born grandees; if, in that gloomy season, a star had risen
from the west, that would prognosticate a better generation, and would shed down the sweet influences of order, peace, science and security to the natives of that vexed and harassed country; we should have been covered with genuine honour. It would have been a beautiful and noble spectacle to mankind. Indeed something might have been expected of the kind, when a new dominion emanated from a learned and enlightened part of the world in the most enlightened period of its existence. Still more might it have been expected, when that dominion was found to issue from the bosom of a free country, that it would have carried with it the full benefit of the vital principle of the British liberty and constitution, though its municipal forms were not communicable, or at least the advantage of the liberty and spirit of the British constitution. Had this been the case, (alas! it was not,) you would have been saved the trouble of this day. It might have been expected too, that in that enlightened state of the world, influenced by the best religion, and from an
improved description of that best religion; I mean the Christian reformed religion; that we should have done honour to Europe, to letters, to laws, to religion; done honour to all the circumstances, of which, in this island, we boast ourselves, at the great and critical moment of that revolution. My lords, it has happened otherwise. It is now left for us to repair our former errours. Resuming the history where I broke off yesterday by your indulgence to my weakness.—Surajah Dowla was the adopted grandson of Ally Verdy Cawn, a cruel and ferocious tyrant; the manner of whose acquisition of power I have already stated. He came too young and unexperienced to that throne of usurpation. It was a usurpation yet green in the country, and the country felt uneasy under it. It had not the advantage of that prescriptive usage, that inveterate habit, that traditionary opinion, which a long continuance of any system of government secures to it. The only real security, which Surajah Dowla's government could possess, was the security of an army. But the great aim of this prince, and his predecessor, was to supply the weakness of his government by the strength of his purse ; he therefore amassed treasures by all ways and on all hands. But, as the Indian princes, in general, are as unwisely tenacious of their treasure, as they are rapacious in getting it; the more money he amassed, the more he felt the effects of poverty. The consequence was, that their armies were unpaid, and being unpaid or irregularly paid, were undisciplined, disorderly, unfaithful. In this situation, a young prince, confiding more in the appearances, than examining into the reality of things, undertook (from motives, which the House of Commons with all their industry to discover the circumstances have found it difficult to make out) to attack a little miserable trading fort, that we had erected at Calcutta. He succeeded in that attempt, only because success in that attempt was easy. A close imprisonment of the whole settlement followed ; not owing, I believe, to the direct will of the prince, but, what will always happen when the will of the prince is but too much the law, to a gross abuse of his power by his lowest servants; by which 120 or more of our countrymen perished miserably in a dungeon by a fate too tragical for me to be desirous to relate, and too well known to stand in need of it. At the time that this event happened, there was at the same time a concurrence of other events, which, from this partial and momentary weakness, displayed the strength of

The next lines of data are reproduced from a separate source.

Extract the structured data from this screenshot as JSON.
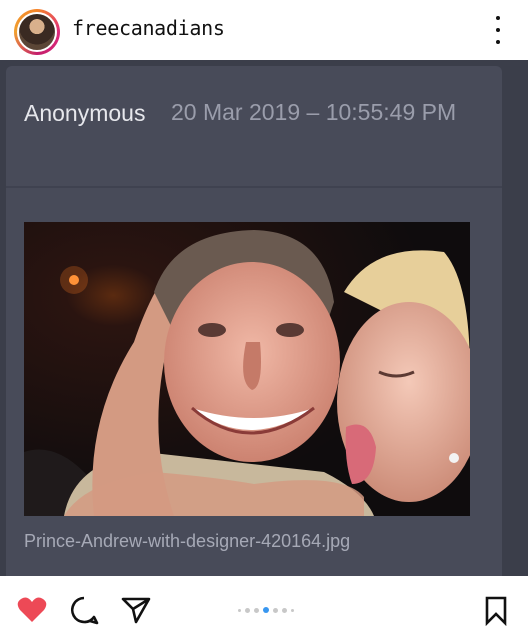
{
  "header": {
    "username": "freecanadians",
    "avatar_icon": "profile-avatar",
    "more_icon": "more-vertical-icon"
  },
  "post": {
    "author": "Anonymous",
    "timestamp": "20 Mar 2019 – 10:55:49 PM",
    "image_filename": "Prince-Andrew-with-designer-420164.jpg",
    "colors": {
      "background": "#3b3e4a",
      "card": "#484b59",
      "author_text": "#e6e7ec",
      "date_text": "#9a9dab"
    }
  },
  "actions": {
    "like_icon": "heart-filled-icon",
    "like_color": "#ed4956",
    "comment_icon": "comment-icon",
    "share_icon": "send-icon",
    "save_icon": "bookmark-icon",
    "carousel": {
      "total": 7,
      "active_index": 3,
      "active_color": "#3897f0"
    }
  }
}
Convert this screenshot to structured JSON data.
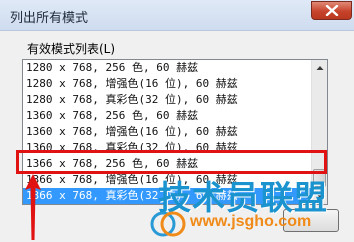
{
  "window": {
    "title": "列出所有模式",
    "close_icon": "close-icon"
  },
  "dialog": {
    "list_label": "有效模式列表(L)",
    "modes": [
      "1280 x 768, 256 色, 60 赫兹",
      "1280 x 768, 增强色(16 位), 60 赫兹",
      "1280 x 768, 真彩色(32 位), 60 赫兹",
      "1360 x 768, 256 色, 60 赫兹",
      "1360 x 768, 增强色(16 位), 60 赫兹",
      "1360 x 768, 真彩色(32 位), 60 赫兹",
      "1366 x 768, 256 色, 60 赫兹",
      "1366 x 768, 增强色(16 位), 60 赫兹",
      "1366 x 768, 真彩色(32 位), 60 赫兹"
    ],
    "selected_mode": "1366 x 768, 真彩色(32 位), 60 赫兹"
  },
  "annotation": {
    "highlight_color": "#e01212",
    "arrow_icon": "red-arrow-up-icon"
  },
  "watermark": {
    "title": "技术员联盟",
    "url": "www.jsgho.com"
  },
  "colors": {
    "selection": "#3399ff",
    "watermark_blue": "#1b93cf",
    "watermark_orange": "#f08a18"
  }
}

Great Britain in Asia. For some years before, the French
and English troops began, on the coast of Coromandel, to exhibit the power, force, and efficacy of European discipline. As we daily looked for a war with France, our settlements on that coast were in some degree armed. Lord Pigot, then governour of Madras, Lord Pigot, the preserver, and the victim of the British dominion in Asia,-detached such of the company’s force as could be collected and spared, and such of his majesty’s ships as were on that station, to the assistance of Calcutta. And, to hasten this history to its conclusion,-the daring and commanding genius of Clive, the patient and firm ability of Watson, the treachery of Meer Jaffier,-and the battle of Plassey, gave us at once the patronage of a kingdom, and the command of all its treasures. We negotiated with Meer Jaffier for the viceroyal throne of his master. On that throne we seated him. And we obtained, on our part, immense sums of money. We obtained a million sterling for the company; upwards of a million for individuals : in the whole, a sum of about two millions two hundred and thirty thousand pounds for various purposes from the prince, whom we had set up. We obtained too the town of Calcutta, more completely than we had before possessed it, and the twenty-four districts adjoining. This was the first small seminal principle of the immense territorial acquisitions we have since made in India.

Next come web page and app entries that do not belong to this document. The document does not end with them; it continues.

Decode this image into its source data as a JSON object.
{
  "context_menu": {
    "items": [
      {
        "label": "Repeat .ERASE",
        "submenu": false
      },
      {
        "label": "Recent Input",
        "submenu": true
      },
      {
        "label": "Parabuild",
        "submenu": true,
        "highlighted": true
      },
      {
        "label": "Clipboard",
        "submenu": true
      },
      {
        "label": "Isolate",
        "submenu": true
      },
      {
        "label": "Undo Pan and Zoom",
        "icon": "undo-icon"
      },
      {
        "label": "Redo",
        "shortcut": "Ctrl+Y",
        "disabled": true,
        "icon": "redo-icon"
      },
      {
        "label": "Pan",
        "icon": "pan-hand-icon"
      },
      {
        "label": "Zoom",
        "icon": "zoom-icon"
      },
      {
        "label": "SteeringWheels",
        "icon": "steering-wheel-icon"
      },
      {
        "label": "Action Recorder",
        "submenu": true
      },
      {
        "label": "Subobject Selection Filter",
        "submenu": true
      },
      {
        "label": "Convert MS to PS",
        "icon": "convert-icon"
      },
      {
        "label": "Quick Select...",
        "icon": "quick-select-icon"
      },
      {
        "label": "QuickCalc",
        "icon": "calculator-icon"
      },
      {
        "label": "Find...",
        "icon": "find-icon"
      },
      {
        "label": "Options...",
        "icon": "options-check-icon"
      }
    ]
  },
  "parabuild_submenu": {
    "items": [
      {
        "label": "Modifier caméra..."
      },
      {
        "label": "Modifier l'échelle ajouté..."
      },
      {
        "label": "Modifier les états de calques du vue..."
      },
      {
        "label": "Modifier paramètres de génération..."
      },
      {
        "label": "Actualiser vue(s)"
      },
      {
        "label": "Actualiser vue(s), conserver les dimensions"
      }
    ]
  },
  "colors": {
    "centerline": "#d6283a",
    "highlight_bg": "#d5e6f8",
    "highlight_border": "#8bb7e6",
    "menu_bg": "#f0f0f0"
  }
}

Many circumstances of this acquisition I pass by. There is a sacred veil to be drawn over the beginnings of all governments. Ours, in India, had an origin like those, which time has sanctified by obscurity. Time, in the origin of most governments, has thrown this mysterious veil over them ; prudence and discretion make it necessary to throw something of the same drapery over more recent foundations; in which otherwise the fortune, the genius, the talents, and military virtue of this nation never shone more conspicuous